_Material for this exercise_
*** Begin section ***
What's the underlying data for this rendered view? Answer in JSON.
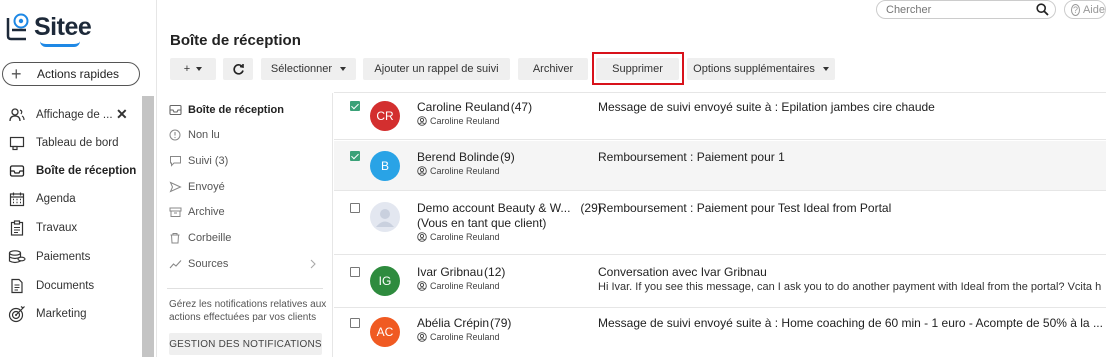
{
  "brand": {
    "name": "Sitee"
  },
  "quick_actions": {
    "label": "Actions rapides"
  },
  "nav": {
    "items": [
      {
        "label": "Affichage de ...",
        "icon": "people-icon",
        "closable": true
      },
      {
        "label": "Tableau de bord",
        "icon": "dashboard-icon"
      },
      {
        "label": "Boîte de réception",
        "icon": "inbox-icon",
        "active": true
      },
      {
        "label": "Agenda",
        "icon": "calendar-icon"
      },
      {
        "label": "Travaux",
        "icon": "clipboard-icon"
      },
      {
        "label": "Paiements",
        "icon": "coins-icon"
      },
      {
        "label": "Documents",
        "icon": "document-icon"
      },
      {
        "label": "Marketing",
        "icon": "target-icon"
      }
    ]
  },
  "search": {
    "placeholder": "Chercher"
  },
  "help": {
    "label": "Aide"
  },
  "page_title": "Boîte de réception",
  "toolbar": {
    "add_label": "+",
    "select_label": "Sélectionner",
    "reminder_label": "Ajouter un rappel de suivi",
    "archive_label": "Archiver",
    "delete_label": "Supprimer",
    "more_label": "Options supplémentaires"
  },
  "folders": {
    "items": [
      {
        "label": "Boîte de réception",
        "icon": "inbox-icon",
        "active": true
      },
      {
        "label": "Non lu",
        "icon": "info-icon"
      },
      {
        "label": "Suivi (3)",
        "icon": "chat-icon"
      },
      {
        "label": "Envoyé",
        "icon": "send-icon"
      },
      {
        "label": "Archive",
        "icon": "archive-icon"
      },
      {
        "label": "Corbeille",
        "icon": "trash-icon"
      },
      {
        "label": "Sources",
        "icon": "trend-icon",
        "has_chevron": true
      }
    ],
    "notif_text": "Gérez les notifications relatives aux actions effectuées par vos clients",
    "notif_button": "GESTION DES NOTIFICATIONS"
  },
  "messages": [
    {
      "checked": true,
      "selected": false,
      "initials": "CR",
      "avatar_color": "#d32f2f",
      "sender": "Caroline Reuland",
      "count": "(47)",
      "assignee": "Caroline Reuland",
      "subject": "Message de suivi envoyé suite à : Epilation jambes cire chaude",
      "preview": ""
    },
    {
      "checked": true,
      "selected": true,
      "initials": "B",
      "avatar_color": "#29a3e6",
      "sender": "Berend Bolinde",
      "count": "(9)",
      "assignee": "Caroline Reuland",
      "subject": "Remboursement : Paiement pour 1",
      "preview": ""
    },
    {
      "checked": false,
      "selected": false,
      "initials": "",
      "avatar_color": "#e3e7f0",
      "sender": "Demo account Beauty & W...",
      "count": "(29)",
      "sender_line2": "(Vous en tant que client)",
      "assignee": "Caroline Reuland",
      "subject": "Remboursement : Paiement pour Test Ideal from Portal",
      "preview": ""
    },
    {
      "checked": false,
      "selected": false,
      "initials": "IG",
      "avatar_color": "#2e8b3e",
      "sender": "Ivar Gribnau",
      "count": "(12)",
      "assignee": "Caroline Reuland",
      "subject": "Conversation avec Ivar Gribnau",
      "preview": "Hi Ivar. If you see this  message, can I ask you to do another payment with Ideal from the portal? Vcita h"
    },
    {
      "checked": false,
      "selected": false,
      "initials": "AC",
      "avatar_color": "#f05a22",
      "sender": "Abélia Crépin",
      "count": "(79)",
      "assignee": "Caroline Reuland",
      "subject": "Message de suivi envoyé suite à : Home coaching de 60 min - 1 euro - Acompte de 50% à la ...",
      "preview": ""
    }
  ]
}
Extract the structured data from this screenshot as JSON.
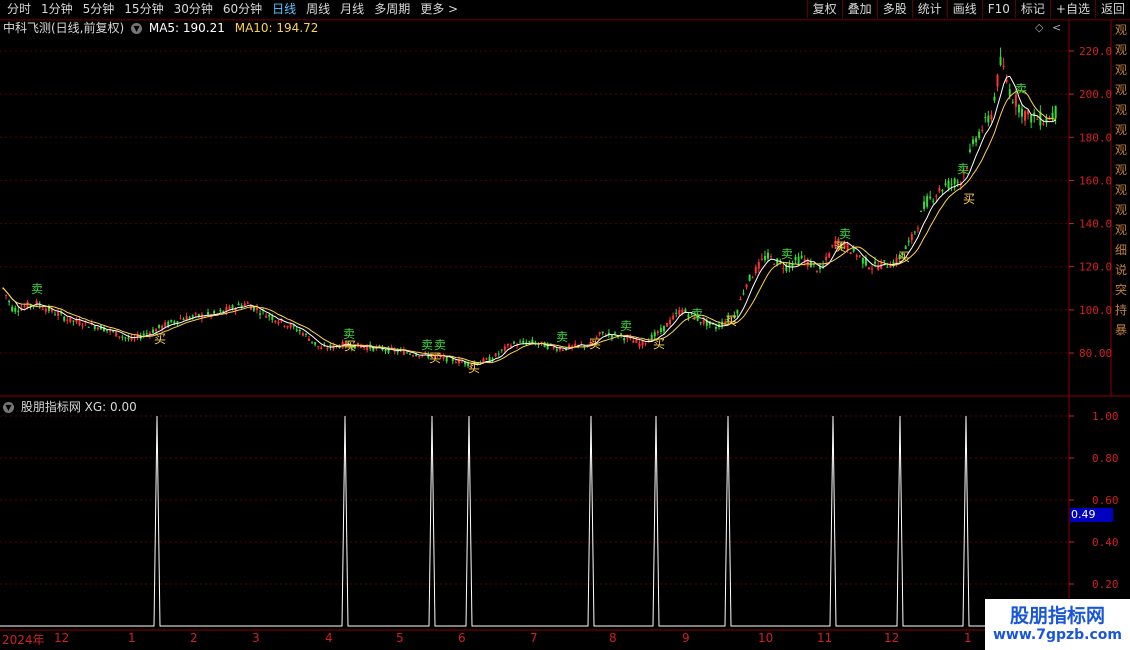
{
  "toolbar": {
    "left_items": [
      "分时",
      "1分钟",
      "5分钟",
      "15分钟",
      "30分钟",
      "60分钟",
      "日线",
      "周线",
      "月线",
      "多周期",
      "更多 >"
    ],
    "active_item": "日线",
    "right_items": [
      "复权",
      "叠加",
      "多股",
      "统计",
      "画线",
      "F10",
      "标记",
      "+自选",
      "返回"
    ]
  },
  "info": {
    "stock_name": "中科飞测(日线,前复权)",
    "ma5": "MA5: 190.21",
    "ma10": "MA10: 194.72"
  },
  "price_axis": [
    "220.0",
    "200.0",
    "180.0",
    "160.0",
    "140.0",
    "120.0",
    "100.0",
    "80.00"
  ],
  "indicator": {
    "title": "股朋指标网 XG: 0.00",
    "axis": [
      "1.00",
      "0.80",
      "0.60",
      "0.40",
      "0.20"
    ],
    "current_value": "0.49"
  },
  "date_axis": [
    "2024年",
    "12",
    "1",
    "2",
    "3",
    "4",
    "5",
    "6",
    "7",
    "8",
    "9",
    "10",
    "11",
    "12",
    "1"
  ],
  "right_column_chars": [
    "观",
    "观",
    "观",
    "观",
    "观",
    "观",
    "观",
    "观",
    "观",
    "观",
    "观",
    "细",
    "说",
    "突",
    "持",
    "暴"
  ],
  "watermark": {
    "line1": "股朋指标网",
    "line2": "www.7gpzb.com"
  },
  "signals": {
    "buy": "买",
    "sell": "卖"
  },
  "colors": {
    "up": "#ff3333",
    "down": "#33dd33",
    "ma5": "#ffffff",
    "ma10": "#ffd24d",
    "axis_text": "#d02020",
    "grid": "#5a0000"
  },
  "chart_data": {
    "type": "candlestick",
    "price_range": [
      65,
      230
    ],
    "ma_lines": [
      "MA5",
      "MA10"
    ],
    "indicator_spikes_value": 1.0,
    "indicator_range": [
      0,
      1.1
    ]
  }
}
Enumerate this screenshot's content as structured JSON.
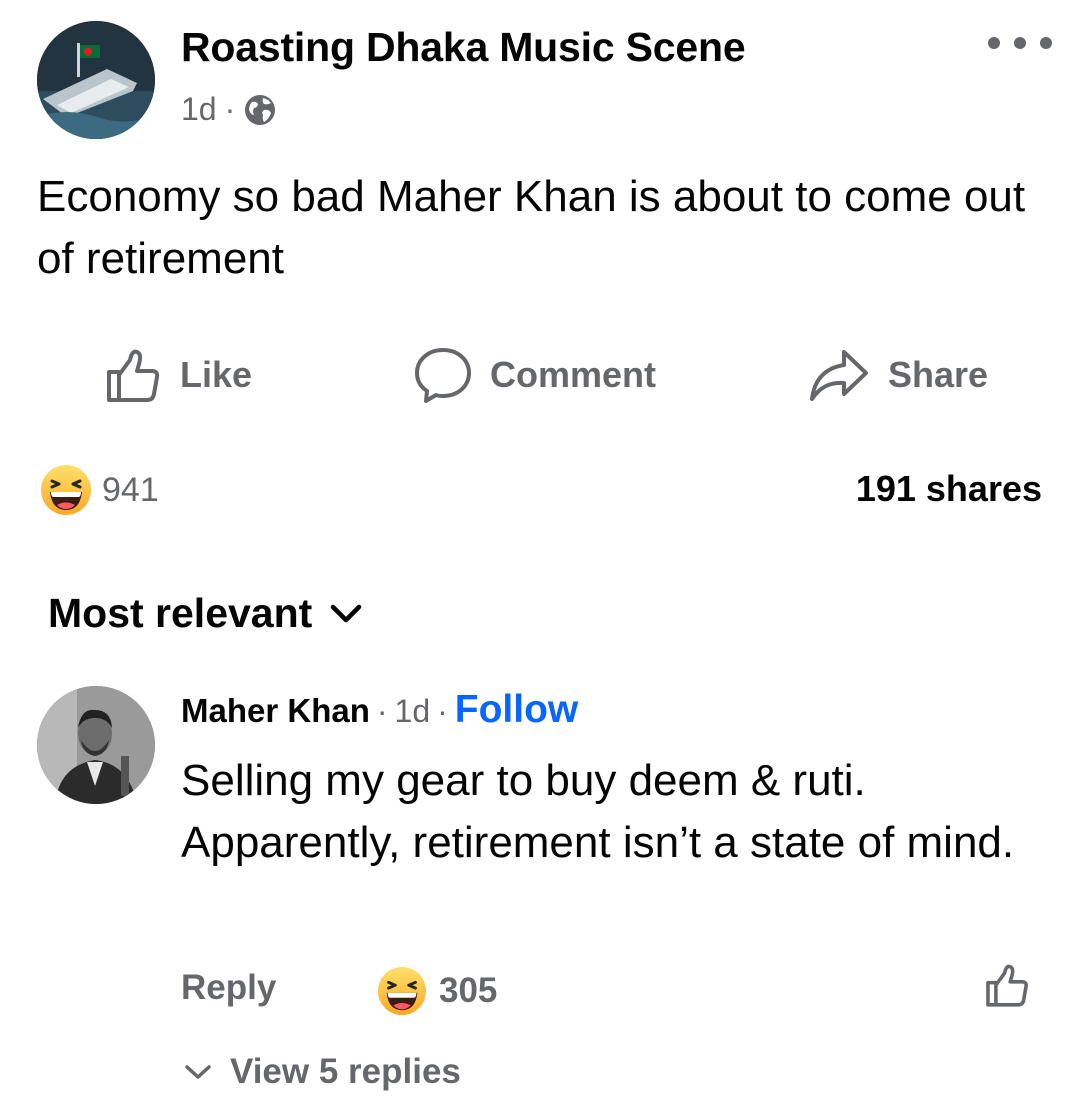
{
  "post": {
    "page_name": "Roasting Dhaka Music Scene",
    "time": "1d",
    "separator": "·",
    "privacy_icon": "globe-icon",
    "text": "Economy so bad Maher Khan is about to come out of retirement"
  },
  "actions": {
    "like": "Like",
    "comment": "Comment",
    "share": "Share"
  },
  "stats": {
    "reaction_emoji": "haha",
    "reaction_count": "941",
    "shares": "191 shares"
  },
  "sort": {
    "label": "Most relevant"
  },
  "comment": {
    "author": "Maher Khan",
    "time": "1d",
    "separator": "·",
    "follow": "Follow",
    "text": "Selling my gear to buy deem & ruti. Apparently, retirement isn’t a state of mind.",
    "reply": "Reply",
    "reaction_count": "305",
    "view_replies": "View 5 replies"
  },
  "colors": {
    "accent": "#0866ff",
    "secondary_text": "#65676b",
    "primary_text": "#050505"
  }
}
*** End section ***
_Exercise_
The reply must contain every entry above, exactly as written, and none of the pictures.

_Problem solution_
What's the underlying data for this rendered view? Answer in JSON.
{
  "brand": {
    "name": "Sitee"
  },
  "quick_actions": {
    "label": "Actions rapides"
  },
  "nav": {
    "items": [
      {
        "label": "Affichage de ...",
        "icon": "people-icon",
        "closable": true
      },
      {
        "label": "Tableau de bord",
        "icon": "dashboard-icon"
      },
      {
        "label": "Boîte de réception",
        "icon": "inbox-icon",
        "active": true
      },
      {
        "label": "Agenda",
        "icon": "calendar-icon"
      },
      {
        "label": "Travaux",
        "icon": "clipboard-icon"
      },
      {
        "label": "Paiements",
        "icon": "coins-icon"
      },
      {
        "label": "Documents",
        "icon": "document-icon"
      },
      {
        "label": "Marketing",
        "icon": "target-icon"
      }
    ]
  },
  "search": {
    "placeholder": "Chercher"
  },
  "help": {
    "label": "Aide"
  },
  "page_title": "Boîte de réception",
  "toolbar": {
    "add_label": "+",
    "select_label": "Sélectionner",
    "reminder_label": "Ajouter un rappel de suivi",
    "archive_label": "Archiver",
    "delete_label": "Supprimer",
    "more_label": "Options supplémentaires"
  },
  "folders": {
    "items": [
      {
        "label": "Boîte de réception",
        "icon": "inbox-icon",
        "active": true
      },
      {
        "label": "Non lu",
        "icon": "info-icon"
      },
      {
        "label": "Suivi (3)",
        "icon": "chat-icon"
      },
      {
        "label": "Envoyé",
        "icon": "send-icon"
      },
      {
        "label": "Archive",
        "icon": "archive-icon"
      },
      {
        "label": "Corbeille",
        "icon": "trash-icon"
      },
      {
        "label": "Sources",
        "icon": "trend-icon",
        "has_chevron": true
      }
    ],
    "notif_text": "Gérez les notifications relatives aux actions effectuées par vos clients",
    "notif_button": "GESTION DES NOTIFICATIONS"
  },
  "messages": [
    {
      "checked": true,
      "selected": false,
      "initials": "CR",
      "avatar_color": "#d32f2f",
      "sender": "Caroline Reuland",
      "count": "(47)",
      "assignee": "Caroline Reuland",
      "subject": "Message de suivi envoyé suite à : Epilation jambes cire chaude",
      "preview": ""
    },
    {
      "checked": true,
      "selected": true,
      "initials": "B",
      "avatar_color": "#29a3e6",
      "sender": "Berend Bolinde",
      "count": "(9)",
      "assignee": "Caroline Reuland",
      "subject": "Remboursement : Paiement pour 1",
      "preview": ""
    },
    {
      "checked": false,
      "selected": false,
      "initials": "",
      "avatar_color": "#e3e7f0",
      "sender": "Demo account Beauty & W...",
      "count": "(29)",
      "sender_line2": "(Vous en tant que client)",
      "assignee": "Caroline Reuland",
      "subject": "Remboursement : Paiement pour Test Ideal from Portal",
      "preview": ""
    },
    {
      "checked": false,
      "selected": false,
      "initials": "IG",
      "avatar_color": "#2e8b3e",
      "sender": "Ivar Gribnau",
      "count": "(12)",
      "assignee": "Caroline Reuland",
      "subject": "Conversation avec Ivar Gribnau",
      "preview": "Hi Ivar. If you see this  message, can I ask you to do another payment with Ideal from the portal? Vcita h"
    },
    {
      "checked": false,
      "selected": false,
      "initials": "AC",
      "avatar_color": "#f05a22",
      "sender": "Abélia Crépin",
      "count": "(79)",
      "assignee": "Caroline Reuland",
      "subject": "Message de suivi envoyé suite à : Home coaching de 60 min - 1 euro - Acompte de 50% à la ...",
      "preview": ""
    }
  ]
}
Extract the structured data from this screenshot as JSON.
{
  "toolbar": {
    "left_items": [
      "分时",
      "1分钟",
      "5分钟",
      "15分钟",
      "30分钟",
      "60分钟",
      "日线",
      "周线",
      "月线",
      "多周期",
      "更多 >"
    ],
    "active_item": "日线",
    "right_items": [
      "复权",
      "叠加",
      "多股",
      "统计",
      "画线",
      "F10",
      "标记",
      "+自选",
      "返回"
    ]
  },
  "info": {
    "stock_name": "中科飞测(日线,前复权)",
    "ma5": "MA5: 190.21",
    "ma10": "MA10: 194.72"
  },
  "price_axis": [
    "220.0",
    "200.0",
    "180.0",
    "160.0",
    "140.0",
    "120.0",
    "100.0",
    "80.00"
  ],
  "indicator": {
    "title": "股朋指标网 XG: 0.00",
    "axis": [
      "1.00",
      "0.80",
      "0.60",
      "0.40",
      "0.20"
    ],
    "current_value": "0.49"
  },
  "date_axis": [
    "2024年",
    "12",
    "1",
    "2",
    "3",
    "4",
    "5",
    "6",
    "7",
    "8",
    "9",
    "10",
    "11",
    "12",
    "1"
  ],
  "right_column_chars": [
    "观",
    "观",
    "观",
    "观",
    "观",
    "观",
    "观",
    "观",
    "观",
    "观",
    "观",
    "细",
    "说",
    "突",
    "持",
    "暴"
  ],
  "watermark": {
    "line1": "股朋指标网",
    "line2": "www.7gpzb.com"
  },
  "signals": {
    "buy": "买",
    "sell": "卖"
  },
  "colors": {
    "up": "#ff3333",
    "down": "#33dd33",
    "ma5": "#ffffff",
    "ma10": "#ffd24d",
    "axis_text": "#d02020",
    "grid": "#5a0000"
  },
  "chart_data": {
    "type": "candlestick",
    "price_range": [
      65,
      230
    ],
    "ma_lines": [
      "MA5",
      "MA10"
    ],
    "indicator_spikes_value": 1.0,
    "indicator_range": [
      0,
      1.1
    ]
  }
}
Enumerate this screenshot's content as structured JSON.
{
  "post": {
    "page_name": "Roasting Dhaka Music Scene",
    "time": "1d",
    "separator": "·",
    "privacy_icon": "globe-icon",
    "text": "Economy so bad Maher Khan is about to come out of retirement"
  },
  "actions": {
    "like": "Like",
    "comment": "Comment",
    "share": "Share"
  },
  "stats": {
    "reaction_emoji": "haha",
    "reaction_count": "941",
    "shares": "191 shares"
  },
  "sort": {
    "label": "Most relevant"
  },
  "comment": {
    "author": "Maher Khan",
    "time": "1d",
    "separator": "·",
    "follow": "Follow",
    "text": "Selling my gear to buy deem & ruti. Apparently, retirement isn’t a state of mind.",
    "reply": "Reply",
    "reaction_count": "305",
    "view_replies": "View 5 replies"
  },
  "colors": {
    "accent": "#0866ff",
    "secondary_text": "#65676b",
    "primary_text": "#050505"
  }
}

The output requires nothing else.